I am a postdoctoral fellow at the Center for Tobacco Control Research and Education at University of California, San Francisco, School of Medicine. My PhD is in public policy and political economy from the School of Economic, Political, and Policy Sciences at the University of Texas at Dallas. I have a master’s degree in public administration and policy from North Carolina State University. Prior to moving to the US I worked as a senior business reporter for a leading financial daily in New Delhi.
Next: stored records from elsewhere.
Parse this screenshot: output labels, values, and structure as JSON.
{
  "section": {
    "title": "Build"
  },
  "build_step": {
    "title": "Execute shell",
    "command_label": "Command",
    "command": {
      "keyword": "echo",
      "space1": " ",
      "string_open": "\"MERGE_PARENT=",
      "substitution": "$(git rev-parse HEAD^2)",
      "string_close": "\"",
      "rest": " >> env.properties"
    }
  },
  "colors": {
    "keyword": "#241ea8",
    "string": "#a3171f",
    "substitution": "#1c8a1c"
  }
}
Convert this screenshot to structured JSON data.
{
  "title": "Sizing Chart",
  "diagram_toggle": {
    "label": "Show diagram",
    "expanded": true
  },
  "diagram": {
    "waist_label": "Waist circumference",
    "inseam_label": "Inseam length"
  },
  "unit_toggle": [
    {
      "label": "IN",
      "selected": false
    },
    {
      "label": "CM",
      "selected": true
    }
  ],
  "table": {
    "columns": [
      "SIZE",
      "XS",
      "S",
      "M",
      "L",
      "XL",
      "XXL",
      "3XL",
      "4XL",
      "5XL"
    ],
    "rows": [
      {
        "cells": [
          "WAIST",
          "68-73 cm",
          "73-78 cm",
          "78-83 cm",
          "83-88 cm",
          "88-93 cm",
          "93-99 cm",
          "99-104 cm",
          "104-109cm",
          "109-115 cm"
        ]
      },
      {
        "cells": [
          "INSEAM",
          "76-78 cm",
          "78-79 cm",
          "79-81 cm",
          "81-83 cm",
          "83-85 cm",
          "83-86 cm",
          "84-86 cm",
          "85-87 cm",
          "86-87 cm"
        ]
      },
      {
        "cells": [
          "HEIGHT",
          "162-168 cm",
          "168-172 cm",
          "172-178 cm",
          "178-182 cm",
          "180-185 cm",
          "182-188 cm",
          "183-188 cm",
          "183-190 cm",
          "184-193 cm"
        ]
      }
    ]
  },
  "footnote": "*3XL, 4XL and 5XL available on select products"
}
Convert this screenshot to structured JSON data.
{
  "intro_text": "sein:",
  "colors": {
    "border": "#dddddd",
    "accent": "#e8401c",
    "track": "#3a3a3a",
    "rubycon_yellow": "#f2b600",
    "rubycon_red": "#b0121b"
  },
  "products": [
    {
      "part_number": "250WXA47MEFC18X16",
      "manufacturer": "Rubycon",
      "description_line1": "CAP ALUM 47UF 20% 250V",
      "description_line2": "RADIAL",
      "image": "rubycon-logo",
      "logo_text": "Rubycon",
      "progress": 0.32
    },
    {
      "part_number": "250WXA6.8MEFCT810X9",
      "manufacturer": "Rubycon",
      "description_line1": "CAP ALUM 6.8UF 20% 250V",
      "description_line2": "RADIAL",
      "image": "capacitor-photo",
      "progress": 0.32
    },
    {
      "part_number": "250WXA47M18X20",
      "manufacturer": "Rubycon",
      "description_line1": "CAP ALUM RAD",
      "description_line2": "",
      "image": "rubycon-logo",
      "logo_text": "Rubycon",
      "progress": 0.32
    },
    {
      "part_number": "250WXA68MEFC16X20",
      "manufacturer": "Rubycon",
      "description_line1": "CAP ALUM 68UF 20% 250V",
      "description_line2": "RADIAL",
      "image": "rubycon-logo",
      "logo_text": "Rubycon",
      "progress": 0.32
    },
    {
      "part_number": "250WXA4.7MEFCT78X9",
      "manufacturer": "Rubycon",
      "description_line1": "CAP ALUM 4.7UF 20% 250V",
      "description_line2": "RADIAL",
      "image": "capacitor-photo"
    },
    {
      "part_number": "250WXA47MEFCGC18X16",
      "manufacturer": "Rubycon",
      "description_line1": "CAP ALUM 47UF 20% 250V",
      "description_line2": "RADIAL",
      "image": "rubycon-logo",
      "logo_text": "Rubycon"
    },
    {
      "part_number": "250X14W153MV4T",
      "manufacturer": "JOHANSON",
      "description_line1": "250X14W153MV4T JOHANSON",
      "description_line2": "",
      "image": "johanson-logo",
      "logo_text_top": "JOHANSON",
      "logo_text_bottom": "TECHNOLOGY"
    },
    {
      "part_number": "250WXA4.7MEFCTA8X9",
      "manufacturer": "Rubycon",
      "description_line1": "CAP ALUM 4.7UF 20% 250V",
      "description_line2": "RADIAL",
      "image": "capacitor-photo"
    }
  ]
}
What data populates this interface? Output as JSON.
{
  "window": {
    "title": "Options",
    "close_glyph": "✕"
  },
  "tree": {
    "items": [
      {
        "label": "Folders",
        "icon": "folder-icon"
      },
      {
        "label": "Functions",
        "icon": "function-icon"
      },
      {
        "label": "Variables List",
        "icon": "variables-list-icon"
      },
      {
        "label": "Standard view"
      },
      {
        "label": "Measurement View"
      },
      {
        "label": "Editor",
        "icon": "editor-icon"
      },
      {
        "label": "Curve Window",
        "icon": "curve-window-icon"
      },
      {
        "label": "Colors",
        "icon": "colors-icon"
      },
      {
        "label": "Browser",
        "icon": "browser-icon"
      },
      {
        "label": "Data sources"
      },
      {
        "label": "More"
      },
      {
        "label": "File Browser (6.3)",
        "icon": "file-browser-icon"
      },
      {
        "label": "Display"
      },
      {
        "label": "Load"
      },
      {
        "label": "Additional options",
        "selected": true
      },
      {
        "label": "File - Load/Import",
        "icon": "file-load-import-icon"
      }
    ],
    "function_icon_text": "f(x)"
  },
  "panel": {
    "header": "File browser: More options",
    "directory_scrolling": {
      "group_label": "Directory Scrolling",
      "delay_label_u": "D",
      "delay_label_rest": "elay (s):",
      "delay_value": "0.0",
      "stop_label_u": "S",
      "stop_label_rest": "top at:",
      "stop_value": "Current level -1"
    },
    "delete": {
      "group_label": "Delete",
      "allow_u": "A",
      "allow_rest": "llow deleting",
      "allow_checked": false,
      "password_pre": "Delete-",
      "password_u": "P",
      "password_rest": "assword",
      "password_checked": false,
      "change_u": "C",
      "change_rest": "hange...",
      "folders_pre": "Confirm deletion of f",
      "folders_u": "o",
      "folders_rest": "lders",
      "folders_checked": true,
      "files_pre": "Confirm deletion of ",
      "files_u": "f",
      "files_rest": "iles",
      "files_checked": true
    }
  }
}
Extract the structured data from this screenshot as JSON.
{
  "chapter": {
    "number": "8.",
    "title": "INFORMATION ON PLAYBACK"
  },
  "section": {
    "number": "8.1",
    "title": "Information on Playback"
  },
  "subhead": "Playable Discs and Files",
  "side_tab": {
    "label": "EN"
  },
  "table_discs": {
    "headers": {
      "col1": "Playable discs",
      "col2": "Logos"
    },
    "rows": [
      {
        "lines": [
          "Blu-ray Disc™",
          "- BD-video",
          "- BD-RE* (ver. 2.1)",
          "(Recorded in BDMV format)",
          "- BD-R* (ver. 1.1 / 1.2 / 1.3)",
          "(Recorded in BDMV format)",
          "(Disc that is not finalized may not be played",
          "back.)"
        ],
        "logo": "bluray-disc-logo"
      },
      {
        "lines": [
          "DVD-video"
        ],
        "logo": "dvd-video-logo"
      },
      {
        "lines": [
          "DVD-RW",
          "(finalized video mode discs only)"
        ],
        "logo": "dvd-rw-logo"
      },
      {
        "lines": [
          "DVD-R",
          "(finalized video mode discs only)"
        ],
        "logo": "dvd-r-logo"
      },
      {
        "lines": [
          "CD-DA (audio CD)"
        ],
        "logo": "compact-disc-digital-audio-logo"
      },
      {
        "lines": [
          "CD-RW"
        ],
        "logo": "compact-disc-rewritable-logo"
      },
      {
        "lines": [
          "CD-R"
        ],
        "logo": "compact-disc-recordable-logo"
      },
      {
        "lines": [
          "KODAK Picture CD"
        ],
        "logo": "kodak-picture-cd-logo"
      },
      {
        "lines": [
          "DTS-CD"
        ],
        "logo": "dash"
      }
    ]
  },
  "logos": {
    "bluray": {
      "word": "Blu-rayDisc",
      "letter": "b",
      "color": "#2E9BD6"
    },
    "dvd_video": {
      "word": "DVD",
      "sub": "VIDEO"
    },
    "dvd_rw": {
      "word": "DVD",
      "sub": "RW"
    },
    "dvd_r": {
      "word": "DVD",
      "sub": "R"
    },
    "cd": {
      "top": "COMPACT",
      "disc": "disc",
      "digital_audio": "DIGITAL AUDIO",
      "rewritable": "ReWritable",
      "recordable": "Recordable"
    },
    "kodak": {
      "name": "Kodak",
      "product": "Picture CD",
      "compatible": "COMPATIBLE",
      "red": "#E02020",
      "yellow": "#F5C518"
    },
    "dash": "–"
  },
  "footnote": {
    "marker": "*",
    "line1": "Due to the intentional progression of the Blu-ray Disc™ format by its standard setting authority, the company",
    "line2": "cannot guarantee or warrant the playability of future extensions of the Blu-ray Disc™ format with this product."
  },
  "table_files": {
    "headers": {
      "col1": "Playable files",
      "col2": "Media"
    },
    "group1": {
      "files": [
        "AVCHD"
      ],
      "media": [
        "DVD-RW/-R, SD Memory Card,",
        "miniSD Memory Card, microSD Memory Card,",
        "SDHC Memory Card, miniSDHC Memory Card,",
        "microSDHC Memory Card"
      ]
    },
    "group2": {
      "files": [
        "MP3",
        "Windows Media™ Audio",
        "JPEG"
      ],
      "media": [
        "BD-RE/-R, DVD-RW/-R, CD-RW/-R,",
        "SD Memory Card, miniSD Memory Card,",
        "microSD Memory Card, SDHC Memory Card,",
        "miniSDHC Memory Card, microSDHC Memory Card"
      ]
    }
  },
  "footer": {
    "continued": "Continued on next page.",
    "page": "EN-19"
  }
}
Broadly, my research interest lies in understanding place-based variation in policy outcomes and how to address barriers that drive these differences. I am concerned with why public policy interventions that are successful in one context may not be effective in another context. My academic training has provided me with excellent tools in advanced geospatial and quantitative methods to investigate the effect of place and context in driving the differential impact of policy interventions. My past research has focused on factors influencing health disparities in access and service utilization within-nations. Specially, I have an interest in applying the knowledge of quantitative geography and spatial tools for improving public policy decision-making, especially in the context of public health. Over the past couple of years, I have been worked on a range of projects including modeling gaps in immunization coverage at a small spatial scale, barriers to using geospatial techniques for public health in the context of low and middle income countries, and modeling spatial mismatch in the supply and demand for primary health care in Bangladesh.
Please find additional information on my CV from the link below.